I prefer my stories character driven rather than event driven. The glimpses of lives I got were not enough to satisfy my curiosity. Not that I felt I wasn’t given all the information I needed to follow the story; I think it was all there. What I needed in this book and didn’t get was just one happy section; for one character whose life wasn’t filled with pain or despair. They say ‘bad news sells’ and this book feels as if it’s trying to prove that rule. For me though bad news only leaves an impression if it’s contrasted by good news. Only blackness renders me almost blind to what I’m reading and the messages I’m supposed to find in the words.

I can’t help feeling the author took every issue known to men and decided to put them all in one, 156 pages long, book. While it gives us some beautiful scenes and touching quotes, it also leaves us overwhelmed by the misery of it all.

“You’re some fool, she said with her eyes. I know I am, my red cheeks said back.”
“She saw more in me than I knew there was.” - Bobby about his wife Triona

“I don’t care, though, if he can never feel the same pride in me that I know he used to. I just want him to remember how he loved me. I want him to know I’m still his little girl.” Mags, after she’s come out to her parents.

To summarize: this book is well written with the numerous individual voices clear and distinct. It is also very clever in that it tells a full story from an almost endless amount of angles in such a way the reader isn’t really aware how it all connects until they are nearing the end of the book.
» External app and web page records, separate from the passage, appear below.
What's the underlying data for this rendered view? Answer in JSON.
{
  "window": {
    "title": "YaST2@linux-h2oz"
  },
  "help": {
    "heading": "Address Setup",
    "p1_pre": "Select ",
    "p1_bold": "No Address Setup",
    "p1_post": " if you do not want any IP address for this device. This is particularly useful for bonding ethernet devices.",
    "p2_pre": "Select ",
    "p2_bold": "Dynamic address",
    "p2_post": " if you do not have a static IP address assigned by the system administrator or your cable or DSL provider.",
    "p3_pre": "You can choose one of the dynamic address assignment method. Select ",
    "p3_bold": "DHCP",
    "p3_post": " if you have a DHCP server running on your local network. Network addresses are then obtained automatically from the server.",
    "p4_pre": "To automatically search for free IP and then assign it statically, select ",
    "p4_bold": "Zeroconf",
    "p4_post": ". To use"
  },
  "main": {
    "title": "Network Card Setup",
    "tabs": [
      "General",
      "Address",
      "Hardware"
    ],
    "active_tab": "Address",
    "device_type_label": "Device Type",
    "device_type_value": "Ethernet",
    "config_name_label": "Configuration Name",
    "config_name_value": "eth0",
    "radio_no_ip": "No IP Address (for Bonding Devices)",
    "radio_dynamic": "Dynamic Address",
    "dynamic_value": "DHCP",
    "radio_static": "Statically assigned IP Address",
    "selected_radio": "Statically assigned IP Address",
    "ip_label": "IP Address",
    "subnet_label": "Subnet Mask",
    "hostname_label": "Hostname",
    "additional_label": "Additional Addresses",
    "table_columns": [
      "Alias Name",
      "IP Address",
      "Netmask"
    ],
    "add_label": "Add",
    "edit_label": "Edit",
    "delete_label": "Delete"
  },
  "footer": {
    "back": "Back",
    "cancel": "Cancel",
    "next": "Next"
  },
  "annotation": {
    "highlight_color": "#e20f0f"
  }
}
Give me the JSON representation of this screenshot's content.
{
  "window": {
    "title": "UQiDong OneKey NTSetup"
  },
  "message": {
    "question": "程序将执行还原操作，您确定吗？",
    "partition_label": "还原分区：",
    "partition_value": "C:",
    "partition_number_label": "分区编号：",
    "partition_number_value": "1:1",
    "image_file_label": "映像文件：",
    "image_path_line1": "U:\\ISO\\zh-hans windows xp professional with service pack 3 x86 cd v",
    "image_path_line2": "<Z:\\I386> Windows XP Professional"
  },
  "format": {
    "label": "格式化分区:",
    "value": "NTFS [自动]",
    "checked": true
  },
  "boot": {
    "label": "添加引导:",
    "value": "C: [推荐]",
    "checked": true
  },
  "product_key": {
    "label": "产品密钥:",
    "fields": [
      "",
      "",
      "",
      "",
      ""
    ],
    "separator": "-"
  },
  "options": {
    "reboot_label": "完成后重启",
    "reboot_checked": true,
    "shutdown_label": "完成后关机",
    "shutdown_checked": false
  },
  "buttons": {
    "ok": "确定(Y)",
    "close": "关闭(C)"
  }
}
However, none of that mitigates the fact this is a very depressing tale.